Signs of Oxidative Stress
Dealing with oxidative stress requires more energy from the animal that could be used for milk production, growth, longevity and overall animal productivity. Clinical signs can include retained placenta, udder edema and mastitis, as well as delayed first estrus, delayed first breeding and repeat breeding resulting from failure to conceive or from early embryonic death.For producers, this means increased calving intervals, lowered production and, ultimately, culling of cows for failure to breed. Environmental changes, particularly those associated with heat stress can predispose cows to oxidative stress as well.All of these clinical signs are costly and reduce profitability for the dairy producer.
Herds in Balance

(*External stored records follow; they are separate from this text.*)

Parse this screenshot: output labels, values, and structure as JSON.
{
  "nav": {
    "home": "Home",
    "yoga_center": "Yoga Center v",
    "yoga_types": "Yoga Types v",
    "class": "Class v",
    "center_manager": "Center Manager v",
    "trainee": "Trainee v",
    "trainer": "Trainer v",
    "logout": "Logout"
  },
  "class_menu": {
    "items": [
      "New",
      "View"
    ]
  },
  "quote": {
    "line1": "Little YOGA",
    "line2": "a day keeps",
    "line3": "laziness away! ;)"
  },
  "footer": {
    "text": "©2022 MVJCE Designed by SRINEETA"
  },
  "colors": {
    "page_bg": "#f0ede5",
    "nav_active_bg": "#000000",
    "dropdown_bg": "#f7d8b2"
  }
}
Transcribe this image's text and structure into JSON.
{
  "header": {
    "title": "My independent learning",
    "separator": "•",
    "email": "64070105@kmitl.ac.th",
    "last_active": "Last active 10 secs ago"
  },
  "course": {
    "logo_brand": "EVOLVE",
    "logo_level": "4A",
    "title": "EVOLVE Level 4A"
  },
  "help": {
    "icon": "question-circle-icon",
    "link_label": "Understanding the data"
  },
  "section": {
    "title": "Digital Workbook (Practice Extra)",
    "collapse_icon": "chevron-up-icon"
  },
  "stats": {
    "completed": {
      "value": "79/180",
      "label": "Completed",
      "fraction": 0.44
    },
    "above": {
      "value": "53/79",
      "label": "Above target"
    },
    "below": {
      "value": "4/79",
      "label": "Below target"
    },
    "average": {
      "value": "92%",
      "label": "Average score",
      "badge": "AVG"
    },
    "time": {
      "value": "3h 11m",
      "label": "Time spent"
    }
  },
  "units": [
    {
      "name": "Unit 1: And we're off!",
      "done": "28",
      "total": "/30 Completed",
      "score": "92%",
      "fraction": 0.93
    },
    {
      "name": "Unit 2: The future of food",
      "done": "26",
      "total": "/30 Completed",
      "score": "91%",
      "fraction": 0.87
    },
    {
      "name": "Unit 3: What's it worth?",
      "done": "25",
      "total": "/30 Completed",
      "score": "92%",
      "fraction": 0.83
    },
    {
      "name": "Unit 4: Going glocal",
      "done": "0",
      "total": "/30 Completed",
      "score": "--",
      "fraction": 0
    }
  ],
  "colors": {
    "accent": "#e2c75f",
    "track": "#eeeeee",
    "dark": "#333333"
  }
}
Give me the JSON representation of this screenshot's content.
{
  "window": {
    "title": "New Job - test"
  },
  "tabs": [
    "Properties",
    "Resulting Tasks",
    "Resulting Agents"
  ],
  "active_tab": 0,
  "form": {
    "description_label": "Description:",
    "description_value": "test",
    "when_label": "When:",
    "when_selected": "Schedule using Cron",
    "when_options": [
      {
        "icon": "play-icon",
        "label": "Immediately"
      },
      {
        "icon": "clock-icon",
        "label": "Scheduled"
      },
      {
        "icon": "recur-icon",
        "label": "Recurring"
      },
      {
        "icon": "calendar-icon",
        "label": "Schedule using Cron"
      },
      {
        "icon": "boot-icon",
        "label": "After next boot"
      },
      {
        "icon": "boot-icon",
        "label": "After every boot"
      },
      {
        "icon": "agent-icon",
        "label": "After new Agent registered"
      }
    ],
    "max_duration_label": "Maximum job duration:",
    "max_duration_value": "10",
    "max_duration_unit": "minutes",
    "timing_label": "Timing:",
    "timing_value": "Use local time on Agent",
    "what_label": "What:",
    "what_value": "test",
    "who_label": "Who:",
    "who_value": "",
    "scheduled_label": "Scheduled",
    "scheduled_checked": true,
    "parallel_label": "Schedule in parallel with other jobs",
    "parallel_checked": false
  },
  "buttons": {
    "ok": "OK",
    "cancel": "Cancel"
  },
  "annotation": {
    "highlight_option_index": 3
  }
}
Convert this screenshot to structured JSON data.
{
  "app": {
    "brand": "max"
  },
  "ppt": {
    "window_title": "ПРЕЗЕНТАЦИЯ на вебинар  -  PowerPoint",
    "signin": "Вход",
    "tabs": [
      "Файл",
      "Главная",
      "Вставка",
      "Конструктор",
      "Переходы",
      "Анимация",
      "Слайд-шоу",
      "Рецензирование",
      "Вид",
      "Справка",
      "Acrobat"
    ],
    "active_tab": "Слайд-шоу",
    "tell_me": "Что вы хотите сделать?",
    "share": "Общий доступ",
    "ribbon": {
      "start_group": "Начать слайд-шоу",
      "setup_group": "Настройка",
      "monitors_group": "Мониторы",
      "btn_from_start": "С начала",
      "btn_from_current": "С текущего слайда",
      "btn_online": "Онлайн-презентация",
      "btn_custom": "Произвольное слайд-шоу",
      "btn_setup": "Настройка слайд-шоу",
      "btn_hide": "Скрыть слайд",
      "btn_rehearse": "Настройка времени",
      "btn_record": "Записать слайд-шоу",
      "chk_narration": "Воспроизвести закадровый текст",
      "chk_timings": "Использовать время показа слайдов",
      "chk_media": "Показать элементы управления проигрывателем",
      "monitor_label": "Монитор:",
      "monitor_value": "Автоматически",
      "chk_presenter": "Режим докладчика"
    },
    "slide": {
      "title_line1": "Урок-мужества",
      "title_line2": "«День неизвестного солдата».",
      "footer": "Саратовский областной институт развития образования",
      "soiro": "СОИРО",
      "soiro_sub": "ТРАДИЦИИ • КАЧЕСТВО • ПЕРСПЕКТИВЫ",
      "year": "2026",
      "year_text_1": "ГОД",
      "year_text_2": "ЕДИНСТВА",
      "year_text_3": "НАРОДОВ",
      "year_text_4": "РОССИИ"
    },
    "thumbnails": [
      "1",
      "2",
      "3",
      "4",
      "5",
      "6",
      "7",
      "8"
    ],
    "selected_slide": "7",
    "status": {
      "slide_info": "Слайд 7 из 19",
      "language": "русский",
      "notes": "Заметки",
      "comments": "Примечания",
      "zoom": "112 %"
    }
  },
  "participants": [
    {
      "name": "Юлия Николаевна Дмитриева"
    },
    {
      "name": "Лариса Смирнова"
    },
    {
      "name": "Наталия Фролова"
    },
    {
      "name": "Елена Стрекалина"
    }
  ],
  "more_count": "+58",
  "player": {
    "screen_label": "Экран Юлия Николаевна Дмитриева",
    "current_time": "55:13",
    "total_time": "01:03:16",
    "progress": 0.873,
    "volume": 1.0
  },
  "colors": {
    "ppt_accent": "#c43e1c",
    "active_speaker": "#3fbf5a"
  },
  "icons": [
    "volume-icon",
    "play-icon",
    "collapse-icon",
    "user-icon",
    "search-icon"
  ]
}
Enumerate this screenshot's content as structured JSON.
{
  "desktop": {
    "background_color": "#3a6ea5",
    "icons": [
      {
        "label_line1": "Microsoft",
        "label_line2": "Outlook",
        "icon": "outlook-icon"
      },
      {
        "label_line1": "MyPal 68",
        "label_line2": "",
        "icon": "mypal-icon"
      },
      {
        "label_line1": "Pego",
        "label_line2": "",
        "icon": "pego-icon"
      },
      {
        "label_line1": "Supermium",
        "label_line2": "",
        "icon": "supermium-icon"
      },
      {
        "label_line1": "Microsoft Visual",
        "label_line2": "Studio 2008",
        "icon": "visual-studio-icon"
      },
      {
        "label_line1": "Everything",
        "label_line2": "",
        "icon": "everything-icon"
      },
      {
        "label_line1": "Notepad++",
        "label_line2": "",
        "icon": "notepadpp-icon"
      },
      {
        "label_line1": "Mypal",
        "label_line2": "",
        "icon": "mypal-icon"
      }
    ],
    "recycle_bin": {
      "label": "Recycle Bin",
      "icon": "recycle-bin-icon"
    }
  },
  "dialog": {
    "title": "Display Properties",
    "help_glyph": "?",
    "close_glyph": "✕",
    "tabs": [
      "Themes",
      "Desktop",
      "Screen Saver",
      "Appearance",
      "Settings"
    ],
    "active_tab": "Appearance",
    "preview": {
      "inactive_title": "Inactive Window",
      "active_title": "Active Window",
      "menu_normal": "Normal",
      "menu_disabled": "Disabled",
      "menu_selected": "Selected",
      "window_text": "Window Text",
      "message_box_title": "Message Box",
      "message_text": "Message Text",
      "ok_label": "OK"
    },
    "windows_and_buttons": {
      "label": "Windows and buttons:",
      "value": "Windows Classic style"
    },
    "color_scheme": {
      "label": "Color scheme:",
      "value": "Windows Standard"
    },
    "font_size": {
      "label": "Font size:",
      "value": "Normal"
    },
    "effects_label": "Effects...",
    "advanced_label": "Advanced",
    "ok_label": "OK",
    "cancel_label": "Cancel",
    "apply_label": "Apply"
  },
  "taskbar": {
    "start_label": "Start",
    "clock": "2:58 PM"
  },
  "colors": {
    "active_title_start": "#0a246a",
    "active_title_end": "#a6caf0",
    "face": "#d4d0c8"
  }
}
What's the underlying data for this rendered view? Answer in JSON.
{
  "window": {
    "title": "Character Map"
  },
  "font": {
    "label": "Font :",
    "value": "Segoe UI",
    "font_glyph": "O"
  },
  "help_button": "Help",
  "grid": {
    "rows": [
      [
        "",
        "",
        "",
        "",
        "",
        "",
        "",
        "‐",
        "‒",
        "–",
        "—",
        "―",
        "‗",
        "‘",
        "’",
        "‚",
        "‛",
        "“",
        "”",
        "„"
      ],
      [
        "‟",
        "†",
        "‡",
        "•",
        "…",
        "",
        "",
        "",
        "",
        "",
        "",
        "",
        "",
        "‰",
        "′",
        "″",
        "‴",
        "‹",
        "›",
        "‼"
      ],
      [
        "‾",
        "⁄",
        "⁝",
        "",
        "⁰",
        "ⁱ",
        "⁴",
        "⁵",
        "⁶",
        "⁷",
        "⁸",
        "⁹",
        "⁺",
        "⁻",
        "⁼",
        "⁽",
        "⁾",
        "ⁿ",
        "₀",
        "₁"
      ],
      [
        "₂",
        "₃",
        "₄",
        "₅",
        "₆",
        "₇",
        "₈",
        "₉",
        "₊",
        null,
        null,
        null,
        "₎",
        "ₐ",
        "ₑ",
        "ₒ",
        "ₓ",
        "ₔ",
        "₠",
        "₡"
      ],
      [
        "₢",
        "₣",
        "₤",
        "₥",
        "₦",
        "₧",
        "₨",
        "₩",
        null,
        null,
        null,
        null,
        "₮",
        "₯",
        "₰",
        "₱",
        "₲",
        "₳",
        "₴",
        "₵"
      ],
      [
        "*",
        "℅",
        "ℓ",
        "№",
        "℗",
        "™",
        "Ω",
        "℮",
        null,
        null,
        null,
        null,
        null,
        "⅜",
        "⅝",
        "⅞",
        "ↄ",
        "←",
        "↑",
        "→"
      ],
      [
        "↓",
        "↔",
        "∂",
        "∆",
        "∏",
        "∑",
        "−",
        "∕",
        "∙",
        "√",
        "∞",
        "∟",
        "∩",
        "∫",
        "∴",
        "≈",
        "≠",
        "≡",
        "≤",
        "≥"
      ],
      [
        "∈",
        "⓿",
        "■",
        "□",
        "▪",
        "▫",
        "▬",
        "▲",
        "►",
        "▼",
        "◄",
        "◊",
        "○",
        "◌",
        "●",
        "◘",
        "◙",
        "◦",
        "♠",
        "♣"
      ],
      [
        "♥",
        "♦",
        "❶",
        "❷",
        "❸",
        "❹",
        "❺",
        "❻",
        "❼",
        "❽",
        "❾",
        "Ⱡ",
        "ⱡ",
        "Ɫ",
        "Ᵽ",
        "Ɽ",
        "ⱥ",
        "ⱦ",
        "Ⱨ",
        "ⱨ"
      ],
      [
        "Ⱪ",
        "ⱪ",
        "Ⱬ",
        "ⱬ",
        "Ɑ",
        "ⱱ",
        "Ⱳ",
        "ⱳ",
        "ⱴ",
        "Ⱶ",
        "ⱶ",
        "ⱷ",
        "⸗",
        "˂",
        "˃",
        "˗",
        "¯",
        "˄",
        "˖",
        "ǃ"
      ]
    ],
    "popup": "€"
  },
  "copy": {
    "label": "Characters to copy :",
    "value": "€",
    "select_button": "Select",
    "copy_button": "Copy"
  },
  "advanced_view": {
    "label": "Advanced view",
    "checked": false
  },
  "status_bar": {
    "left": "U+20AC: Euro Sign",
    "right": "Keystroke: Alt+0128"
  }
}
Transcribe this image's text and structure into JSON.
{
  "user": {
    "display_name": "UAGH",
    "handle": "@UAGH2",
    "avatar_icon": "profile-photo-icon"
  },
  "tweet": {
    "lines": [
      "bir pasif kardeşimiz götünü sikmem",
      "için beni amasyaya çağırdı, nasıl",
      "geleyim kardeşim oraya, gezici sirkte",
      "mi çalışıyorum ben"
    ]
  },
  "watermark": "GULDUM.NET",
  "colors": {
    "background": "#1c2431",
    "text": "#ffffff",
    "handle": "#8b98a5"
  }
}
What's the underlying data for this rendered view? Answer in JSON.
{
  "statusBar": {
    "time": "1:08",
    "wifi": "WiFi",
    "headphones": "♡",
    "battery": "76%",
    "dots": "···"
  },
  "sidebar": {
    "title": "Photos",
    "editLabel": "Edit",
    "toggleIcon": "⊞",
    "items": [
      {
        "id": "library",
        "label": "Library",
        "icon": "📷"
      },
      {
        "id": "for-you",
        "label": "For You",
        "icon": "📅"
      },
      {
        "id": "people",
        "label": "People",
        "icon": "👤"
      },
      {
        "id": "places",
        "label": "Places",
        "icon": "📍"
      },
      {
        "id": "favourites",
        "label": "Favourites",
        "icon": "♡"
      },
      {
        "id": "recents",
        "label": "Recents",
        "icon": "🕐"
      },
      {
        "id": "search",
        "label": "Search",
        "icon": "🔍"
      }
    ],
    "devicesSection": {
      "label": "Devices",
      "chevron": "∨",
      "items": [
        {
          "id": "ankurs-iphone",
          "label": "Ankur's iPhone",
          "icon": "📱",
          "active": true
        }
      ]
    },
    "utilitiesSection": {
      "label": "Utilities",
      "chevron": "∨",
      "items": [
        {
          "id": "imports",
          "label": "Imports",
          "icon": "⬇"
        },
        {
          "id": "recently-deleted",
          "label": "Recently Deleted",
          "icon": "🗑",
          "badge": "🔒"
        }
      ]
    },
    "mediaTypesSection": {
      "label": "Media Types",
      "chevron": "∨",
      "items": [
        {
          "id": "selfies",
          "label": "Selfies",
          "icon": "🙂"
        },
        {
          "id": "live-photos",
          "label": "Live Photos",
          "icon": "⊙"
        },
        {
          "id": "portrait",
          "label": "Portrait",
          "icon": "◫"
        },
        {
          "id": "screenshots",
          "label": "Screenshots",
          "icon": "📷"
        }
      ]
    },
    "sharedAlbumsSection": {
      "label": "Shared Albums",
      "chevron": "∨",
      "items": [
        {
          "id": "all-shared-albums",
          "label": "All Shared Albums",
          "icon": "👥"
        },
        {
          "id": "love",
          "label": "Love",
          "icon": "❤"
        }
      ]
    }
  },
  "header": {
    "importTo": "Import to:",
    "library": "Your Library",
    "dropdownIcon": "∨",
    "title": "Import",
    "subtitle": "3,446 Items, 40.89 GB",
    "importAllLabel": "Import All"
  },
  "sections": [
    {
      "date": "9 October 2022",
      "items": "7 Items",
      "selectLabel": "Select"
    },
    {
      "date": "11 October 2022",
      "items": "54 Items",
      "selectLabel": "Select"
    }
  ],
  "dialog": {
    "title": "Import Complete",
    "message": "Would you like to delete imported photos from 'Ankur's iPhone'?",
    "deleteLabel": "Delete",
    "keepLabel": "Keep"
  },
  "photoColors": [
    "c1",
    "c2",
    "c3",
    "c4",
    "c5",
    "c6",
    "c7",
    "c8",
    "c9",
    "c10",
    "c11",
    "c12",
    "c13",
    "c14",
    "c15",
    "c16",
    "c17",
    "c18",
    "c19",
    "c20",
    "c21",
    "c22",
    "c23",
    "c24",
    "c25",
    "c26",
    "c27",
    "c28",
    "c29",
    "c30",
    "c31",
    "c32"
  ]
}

By providing cows with behavioral comfort we offer them a state of freedom from physical and mental pain and anxiety. Alteration from this state can result in a predisposition to oxidative stress. The challenge of course is to accurately measure and objectively achieve this state. The Novus C.O.W.S. program is designed to help producers analyze the level of unnecessary stress on their herd and provides recommendations to improve areas that are in need.When a herd is in balance they are more efficient and productive resulting in greater profitability for the producer.